▶ [The problem] The listing below should be copied in full, word for word.

*** Opening of Available data ***

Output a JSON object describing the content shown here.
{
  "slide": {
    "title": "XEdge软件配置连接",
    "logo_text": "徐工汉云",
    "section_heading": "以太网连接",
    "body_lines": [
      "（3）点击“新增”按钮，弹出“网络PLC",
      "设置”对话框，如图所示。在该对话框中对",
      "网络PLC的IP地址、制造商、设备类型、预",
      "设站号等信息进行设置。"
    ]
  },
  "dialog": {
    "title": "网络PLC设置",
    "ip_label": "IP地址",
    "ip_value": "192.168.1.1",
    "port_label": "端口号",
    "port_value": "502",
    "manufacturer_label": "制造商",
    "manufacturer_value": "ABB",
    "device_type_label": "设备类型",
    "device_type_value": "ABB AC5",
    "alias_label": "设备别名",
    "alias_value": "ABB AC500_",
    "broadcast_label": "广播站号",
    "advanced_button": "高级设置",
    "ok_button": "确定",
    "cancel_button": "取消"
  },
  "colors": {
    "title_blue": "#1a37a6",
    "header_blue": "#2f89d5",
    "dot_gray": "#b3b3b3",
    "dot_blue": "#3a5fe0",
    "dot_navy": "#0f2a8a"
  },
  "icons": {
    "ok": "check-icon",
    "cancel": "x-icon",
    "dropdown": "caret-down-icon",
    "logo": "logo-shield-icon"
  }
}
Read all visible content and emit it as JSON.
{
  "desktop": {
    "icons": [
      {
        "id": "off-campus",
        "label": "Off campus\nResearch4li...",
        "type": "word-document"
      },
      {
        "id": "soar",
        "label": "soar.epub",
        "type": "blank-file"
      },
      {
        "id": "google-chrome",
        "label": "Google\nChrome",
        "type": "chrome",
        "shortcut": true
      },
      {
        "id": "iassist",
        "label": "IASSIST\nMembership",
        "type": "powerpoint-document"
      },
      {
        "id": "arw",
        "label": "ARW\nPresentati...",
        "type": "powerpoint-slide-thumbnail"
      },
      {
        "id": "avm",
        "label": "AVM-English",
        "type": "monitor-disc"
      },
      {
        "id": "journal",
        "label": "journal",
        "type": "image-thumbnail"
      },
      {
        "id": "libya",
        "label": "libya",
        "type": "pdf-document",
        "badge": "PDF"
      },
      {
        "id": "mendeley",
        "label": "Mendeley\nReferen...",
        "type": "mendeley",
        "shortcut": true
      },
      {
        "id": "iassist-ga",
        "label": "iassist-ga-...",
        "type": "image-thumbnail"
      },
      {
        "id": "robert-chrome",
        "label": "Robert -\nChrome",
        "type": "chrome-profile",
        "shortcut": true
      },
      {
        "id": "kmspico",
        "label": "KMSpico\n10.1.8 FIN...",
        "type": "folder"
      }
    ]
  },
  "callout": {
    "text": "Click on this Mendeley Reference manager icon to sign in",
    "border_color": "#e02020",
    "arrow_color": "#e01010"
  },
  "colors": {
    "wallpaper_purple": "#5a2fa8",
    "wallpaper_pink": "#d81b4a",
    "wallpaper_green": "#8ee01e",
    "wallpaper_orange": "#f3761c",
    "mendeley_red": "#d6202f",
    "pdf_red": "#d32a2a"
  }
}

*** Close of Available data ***

▶ [Completed exercise]
Output a JSON object describing the content shown here.
{
  "slide": {
    "title": "XEdge软件配置连接",
    "logo_text": "徐工汉云",
    "section_heading": "以太网连接",
    "body_lines": [
      "（3）点击“新增”按钮，弹出“网络PLC",
      "设置”对话框，如图所示。在该对话框中对",
      "网络PLC的IP地址、制造商、设备类型、预",
      "设站号等信息进行设置。"
    ]
  },
  "dialog": {
    "title": "网络PLC设置",
    "ip_label": "IP地址",
    "ip_value": "192.168.1.1",
    "port_label": "端口号",
    "port_value": "502",
    "manufacturer_label": "制造商",
    "manufacturer_value": "ABB",
    "device_type_label": "设备类型",
    "device_type_value": "ABB AC5",
    "alias_label": "设备别名",
    "alias_value": "ABB AC500_",
    "broadcast_label": "广播站号",
    "advanced_button": "高级设置",
    "ok_button": "确定",
    "cancel_button": "取消"
  },
  "colors": {
    "title_blue": "#1a37a6",
    "header_blue": "#2f89d5",
    "dot_gray": "#b3b3b3",
    "dot_blue": "#3a5fe0",
    "dot_navy": "#0f2a8a"
  },
  "icons": {
    "ok": "check-icon",
    "cancel": "x-icon",
    "dropdown": "caret-down-icon",
    "logo": "logo-shield-icon"
  }
}
Read all visible content and emit it as JSON.
{
  "desktop": {
    "icons": [
      {
        "id": "off-campus",
        "label": "Off campus\nResearch4li...",
        "type": "word-document"
      },
      {
        "id": "soar",
        "label": "soar.epub",
        "type": "blank-file"
      },
      {
        "id": "google-chrome",
        "label": "Google\nChrome",
        "type": "chrome",
        "shortcut": true
      },
      {
        "id": "iassist",
        "label": "IASSIST\nMembership",
        "type": "powerpoint-document"
      },
      {
        "id": "arw",
        "label": "ARW\nPresentati...",
        "type": "powerpoint-slide-thumbnail"
      },
      {
        "id": "avm",
        "label": "AVM-English",
        "type": "monitor-disc"
      },
      {
        "id": "journal",
        "label": "journal",
        "type": "image-thumbnail"
      },
      {
        "id": "libya",
        "label": "libya",
        "type": "pdf-document",
        "badge": "PDF"
      },
      {
        "id": "mendeley",
        "label": "Mendeley\nReferen...",
        "type": "mendeley",
        "shortcut": true
      },
      {
        "id": "iassist-ga",
        "label": "iassist-ga-...",
        "type": "image-thumbnail"
      },
      {
        "id": "robert-chrome",
        "label": "Robert -\nChrome",
        "type": "chrome-profile",
        "shortcut": true
      },
      {
        "id": "kmspico",
        "label": "KMSpico\n10.1.8 FIN...",
        "type": "folder"
      }
    ]
  },
  "callout": {
    "text": "Click on this Mendeley Reference manager icon to sign in",
    "border_color": "#e02020",
    "arrow_color": "#e01010"
  },
  "colors": {
    "wallpaper_purple": "#5a2fa8",
    "wallpaper_pink": "#d81b4a",
    "wallpaper_green": "#8ee01e",
    "wallpaper_orange": "#f3761c",
    "mendeley_red": "#d6202f",
    "pdf_red": "#d32a2a"
  }
}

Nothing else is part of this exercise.